You might notice something peculiar about Heikea japonica.
In his 1980 documentary series Cosmos, Carl Sagan (who was absolutely brilliant) used this species as an example of evolution by artificial selection. Thomas Henry Huxley, one of Charles Darwin's greatest advocates, apparently did the same. The two claimed that Japanese fisherman tossed back crabs that had human, or more specifically, samurai-like faces. Over time this selection pressure led the entire population to this phenotype. It's really a very cool example, but also contentious. Here's another picture:
As a side note: personally, I'm not a fan of 'artificial selection' in this case; is any selection pressure exhibited by humans on another species artificial? Where do we draw the line, perhaps domestication? But that's a different and perhaps more boring semantic conversation.
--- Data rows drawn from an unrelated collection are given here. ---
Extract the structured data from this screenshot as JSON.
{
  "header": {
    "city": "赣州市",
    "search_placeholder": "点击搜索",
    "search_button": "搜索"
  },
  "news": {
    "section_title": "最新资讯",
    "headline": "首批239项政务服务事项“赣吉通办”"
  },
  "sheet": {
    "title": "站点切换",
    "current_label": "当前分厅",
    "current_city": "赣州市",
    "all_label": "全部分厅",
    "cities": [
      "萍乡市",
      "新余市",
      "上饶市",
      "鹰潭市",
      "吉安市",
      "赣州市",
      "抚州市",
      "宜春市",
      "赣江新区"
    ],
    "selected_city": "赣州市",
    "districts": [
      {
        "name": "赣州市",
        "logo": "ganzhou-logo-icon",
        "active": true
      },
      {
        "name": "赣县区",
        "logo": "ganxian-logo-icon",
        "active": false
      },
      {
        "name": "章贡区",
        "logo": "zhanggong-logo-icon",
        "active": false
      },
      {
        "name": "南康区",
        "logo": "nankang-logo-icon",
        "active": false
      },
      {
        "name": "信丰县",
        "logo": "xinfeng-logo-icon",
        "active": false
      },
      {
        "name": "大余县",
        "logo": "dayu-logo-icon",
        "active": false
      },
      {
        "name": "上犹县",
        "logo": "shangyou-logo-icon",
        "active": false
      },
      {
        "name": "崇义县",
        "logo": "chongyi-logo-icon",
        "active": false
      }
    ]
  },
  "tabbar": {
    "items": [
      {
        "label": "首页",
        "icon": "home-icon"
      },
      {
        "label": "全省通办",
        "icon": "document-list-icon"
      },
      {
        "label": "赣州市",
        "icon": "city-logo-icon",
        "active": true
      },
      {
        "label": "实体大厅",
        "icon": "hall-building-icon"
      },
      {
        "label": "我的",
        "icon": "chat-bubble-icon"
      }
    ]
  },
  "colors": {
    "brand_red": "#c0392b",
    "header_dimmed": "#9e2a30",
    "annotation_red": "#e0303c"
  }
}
Here's a giant Japanese spider crab (nearly 13 foot leg span!) to bring you back.
Joel Martin argues in 'The Samurai Crab' that only natural selection played a part in shaping this animal's appearance. He points out that the contours on the crab carapace are indications of internal muscle attachment points(apodemes), which is useful information, but not nearly as useful as I think he thinks it is.
Martin's strongest claim is that the crabs, not more than 1.5 inches across, were too small to be eaten. He also cites other species which show human/samurai-esque faces (pictures below), some of which live in the same waters off of Japan as H. japonica. These other species are so similar that locals don't differentiate between them. Perhaps all of the crabs in the region experienced similar human induced selection?
The jury is still out on this one; proponents of the Sagan/Huxley version say that villagers would have eaten these crabs historically, especially before mass-fishing practices became popular. Also, just because other species exhibit similar characteristics does not mean selection didn't occur to put the finishing touches on the modern H. japonica appearance. I submit that eye/mouth mimicking shapes occur often in nature to scare off visually guided predators, perhaps another reason for the face shape on this intriguing crustacean.
Pictures 1 and 4 comes from The Samurai Crab, linked above.
The giant crab comes from wikipedia.
Picture two can be found here.